Output the data that follows exactly, line for line.

(Dataset items)
--------------------------------------------------
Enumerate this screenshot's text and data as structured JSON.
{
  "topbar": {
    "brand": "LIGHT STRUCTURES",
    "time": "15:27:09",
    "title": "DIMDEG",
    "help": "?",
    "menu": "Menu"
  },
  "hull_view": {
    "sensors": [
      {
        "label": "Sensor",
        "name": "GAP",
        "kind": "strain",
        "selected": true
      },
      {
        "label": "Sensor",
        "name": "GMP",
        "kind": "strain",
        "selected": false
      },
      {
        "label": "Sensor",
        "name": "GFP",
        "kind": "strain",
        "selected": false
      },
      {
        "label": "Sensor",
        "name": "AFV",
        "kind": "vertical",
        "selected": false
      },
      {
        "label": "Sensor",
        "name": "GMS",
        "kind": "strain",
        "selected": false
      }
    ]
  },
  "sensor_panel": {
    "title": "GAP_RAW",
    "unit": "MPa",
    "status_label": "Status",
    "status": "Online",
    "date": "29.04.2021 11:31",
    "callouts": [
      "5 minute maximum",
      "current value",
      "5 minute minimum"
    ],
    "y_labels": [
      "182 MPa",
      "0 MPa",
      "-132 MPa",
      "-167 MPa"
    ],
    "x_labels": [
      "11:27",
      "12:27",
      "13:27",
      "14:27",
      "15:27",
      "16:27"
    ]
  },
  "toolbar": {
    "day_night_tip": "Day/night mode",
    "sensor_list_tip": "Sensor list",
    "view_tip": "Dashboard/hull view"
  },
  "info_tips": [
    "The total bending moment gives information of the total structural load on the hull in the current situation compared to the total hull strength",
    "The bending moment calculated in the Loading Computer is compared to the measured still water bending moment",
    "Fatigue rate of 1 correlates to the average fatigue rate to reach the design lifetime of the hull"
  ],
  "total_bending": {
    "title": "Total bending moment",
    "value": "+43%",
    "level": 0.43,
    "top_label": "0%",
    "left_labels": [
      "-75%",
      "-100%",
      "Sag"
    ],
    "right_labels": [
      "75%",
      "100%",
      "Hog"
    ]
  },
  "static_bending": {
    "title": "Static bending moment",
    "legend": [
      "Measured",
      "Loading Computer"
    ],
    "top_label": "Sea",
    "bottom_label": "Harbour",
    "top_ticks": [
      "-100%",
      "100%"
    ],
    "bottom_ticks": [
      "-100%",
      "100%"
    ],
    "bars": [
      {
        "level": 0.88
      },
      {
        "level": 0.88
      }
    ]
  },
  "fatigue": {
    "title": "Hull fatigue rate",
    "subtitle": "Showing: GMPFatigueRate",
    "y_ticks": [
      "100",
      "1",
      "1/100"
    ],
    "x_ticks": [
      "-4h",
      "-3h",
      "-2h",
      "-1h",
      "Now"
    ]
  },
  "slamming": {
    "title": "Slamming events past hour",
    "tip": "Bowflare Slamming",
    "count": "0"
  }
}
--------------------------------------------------
→ **SOLUTION FOR THIS PROBLEM**
Enumerate this screenshot's text and data as structured JSON.
{
  "topbar": {
    "brand": "LIGHT STRUCTURES",
    "time": "15:27:09",
    "title": "DIMDEG",
    "help": "?",
    "menu": "Menu"
  },
  "hull_view": {
    "sensors": [
      {
        "label": "Sensor",
        "name": "GAP",
        "kind": "strain",
        "selected": true
      },
      {
        "label": "Sensor",
        "name": "GMP",
        "kind": "strain",
        "selected": false
      },
      {
        "label": "Sensor",
        "name": "GFP",
        "kind": "strain",
        "selected": false
      },
      {
        "label": "Sensor",
        "name": "AFV",
        "kind": "vertical",
        "selected": false
      },
      {
        "label": "Sensor",
        "name": "GMS",
        "kind": "strain",
        "selected": false
      }
    ]
  },
  "sensor_panel": {
    "title": "GAP_RAW",
    "unit": "MPa",
    "status_label": "Status",
    "status": "Online",
    "date": "29.04.2021 11:31",
    "callouts": [
      "5 minute maximum",
      "current value",
      "5 minute minimum"
    ],
    "y_labels": [
      "182 MPa",
      "0 MPa",
      "-132 MPa",
      "-167 MPa"
    ],
    "x_labels": [
      "11:27",
      "12:27",
      "13:27",
      "14:27",
      "15:27",
      "16:27"
    ]
  },
  "toolbar": {
    "day_night_tip": "Day/night mode",
    "sensor_list_tip": "Sensor list",
    "view_tip": "Dashboard/hull view"
  },
  "info_tips": [
    "The total bending moment gives information of the total structural load on the hull in the current situation compared to the total hull strength",
    "The bending moment calculated in the Loading Computer is compared to the measured still water bending moment",
    "Fatigue rate of 1 correlates to the average fatigue rate to reach the design lifetime of the hull"
  ],
  "total_bending": {
    "title": "Total bending moment",
    "value": "+43%",
    "level": 0.43,
    "top_label": "0%",
    "left_labels": [
      "-75%",
      "-100%",
      "Sag"
    ],
    "right_labels": [
      "75%",
      "100%",
      "Hog"
    ]
  },
  "static_bending": {
    "title": "Static bending moment",
    "legend": [
      "Measured",
      "Loading Computer"
    ],
    "top_label": "Sea",
    "bottom_label": "Harbour",
    "top_ticks": [
      "-100%",
      "100%"
    ],
    "bottom_ticks": [
      "-100%",
      "100%"
    ],
    "bars": [
      {
        "level": 0.88
      },
      {
        "level": 0.88
      }
    ]
  },
  "fatigue": {
    "title": "Hull fatigue rate",
    "subtitle": "Showing: GMPFatigueRate",
    "y_ticks": [
      "100",
      "1",
      "1/100"
    ],
    "x_ticks": [
      "-4h",
      "-3h",
      "-2h",
      "-1h",
      "Now"
    ]
  },
  "slamming": {
    "title": "Slamming events past hour",
    "tip": "Bowflare Slamming",
    "count": "0"
  }
}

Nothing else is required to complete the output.